Like many, you’ve probably dreamed about having a garden in your backyard. After all, it is a fantastic thing to step outside and garden whenever you want.
However, what if you don’t have a yard, but you do have some extra space, were given plants to transplant, and can get your hands on some used gardening containers? What should you know?
Some Tallahassee residents will often call asking for alternative ways they can garden, due to the lack of gardening space. That’s when we might recommend container gardening. Container gardening is fantastic.
All you need is a terracotta pot, summer bedding, and some green-fingered expertise and wah-lah, you just created your very own mini garden-scape.
At Dickerson Landscaping and Lawn Care, we specialize in complete landscaping and lawn care grooming across Leon County, but in this article, we’ll cover the three steps that every person needs to take before using any type of used garden container.
Your Used Gardening Container Inspection Checklist
1. Always thoroughly clean used containers
To help you create thriving container plantings inspect all used containers. When you find or are given a used container or terracotta pot, you must remove any signs of compost from the previous growing season. The reason for this washing step is to eliminate any possibility there are last year’s compost particles hiding diseases, mold spores, and pests.
To make sure you have a clean habitat for container growing, use a garden hose and wash off any old compost coverings. Next, submerge the used pot into the water with a garden disinfectant mixture.
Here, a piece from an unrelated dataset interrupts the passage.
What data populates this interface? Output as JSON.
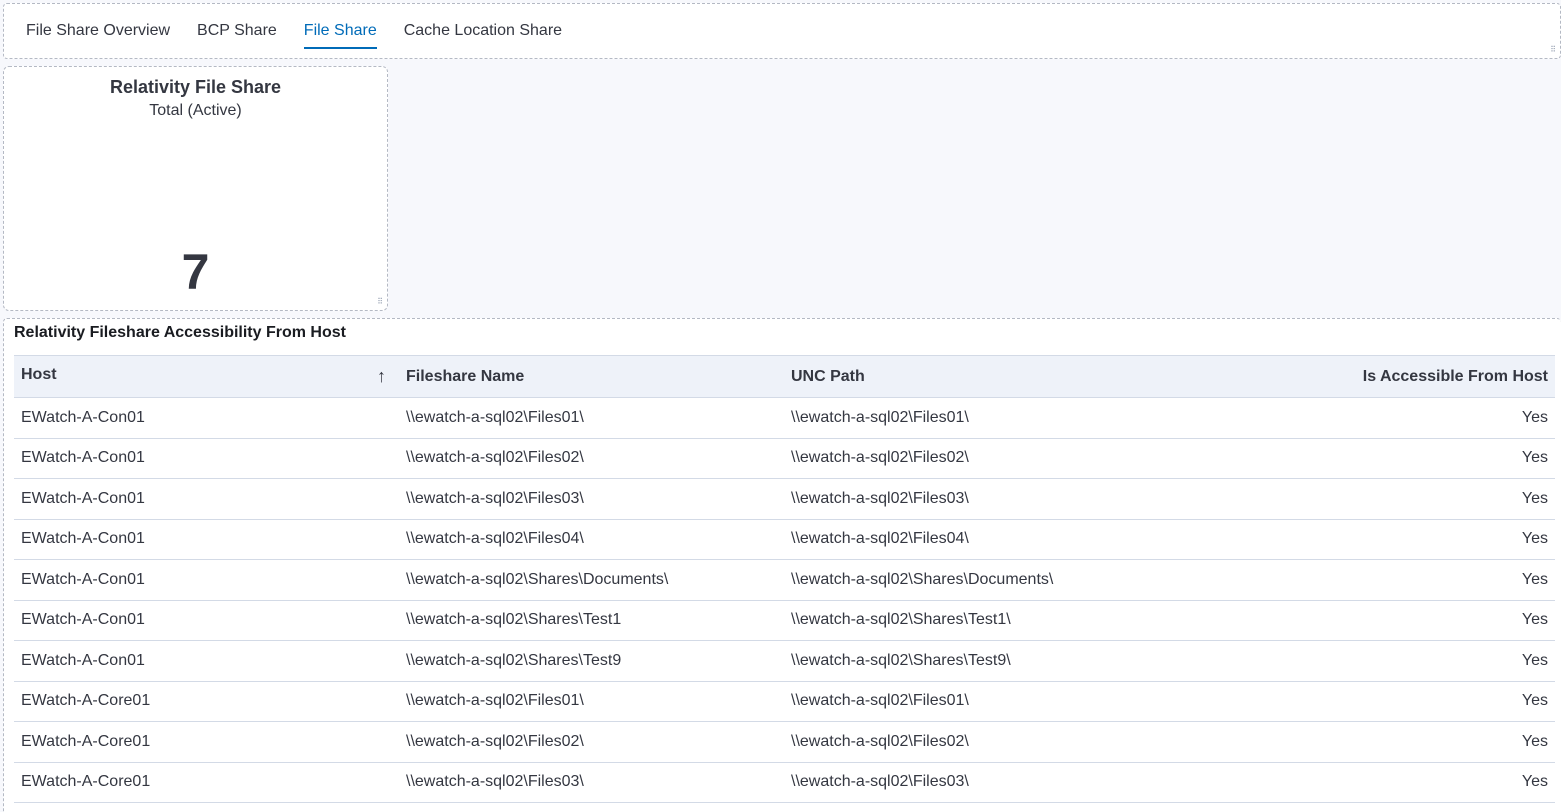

As the pot is disinfecting, with a scrubbing brush, scrub every area of the container to remove any compost residue. Finally, thoroughly rinse the planter, inside and out, under running water, and then leave the pot to dry.
2. Always inspect the used garden container’s drainage
It’s easy to overlook this crucial step and assume the used pot has good drainage. However, that’s not always the case. Inspect your used container to guarantee there are enough drainage holes. If the planter has no drainage holes, or too few your plants will suffer from oxygen starvation.
To prevent any drainage holes getting blocked from compost, you can place a layer of broken terracotta pot pieces over the drainage holes. That does two things; it allows the water to drain freely and trims back on using too much potting compost.
3. Check that you have plenty of water space
Fill your terracotta container with standard peat or loam-based compost and then firm it lightly. Do not overfill your planter with the compost. You will need the necessary water space. When you fill the pot with compost, give yourself a 1-inch gap from the lip of the container down to the top of the peat. That gives you your watering space. Now you’re ready for replanting.
Here are three vital replanting points to keep in mind:
Several hours before you replant, plunge the existing plants in a container of water and thoroughly soak them. That water-absorbing step prevents plant shock and helps integrate the plant into its new compost container.
When replanting start in the center of the container. The hole you dig needs to be big enough for the rootball of the central plant. Examples of useful hardiness zone 8 central plants are the Phormium or Cordyline.
Wooden and unglazed terracotta planters do need more water because of their porous and absorbent nature. You can apply a mulch of mini-chip bark or gravel to the surface of the compost, as well as being decorative. That will reduce the loss of the container water through evaporation.
We know there’s a lot here to take in, but if you take it one step at a time, you’ll be ready to enjoy your mini garden-scape in no time! If you don’t skip any of these steps, it will save time and money.
At Dickerson Landscaping and Lawn Care, we specialize in complete landscaping and lawn care grooming. If you’re shopping around for landscaping or lawn care services, check out ours today.
If you found the 3 Things to Consider Before Gardening With Used Containers helpful, then check out our other article “8 First Time Fun and Kid-Friendly Gardening Tips.”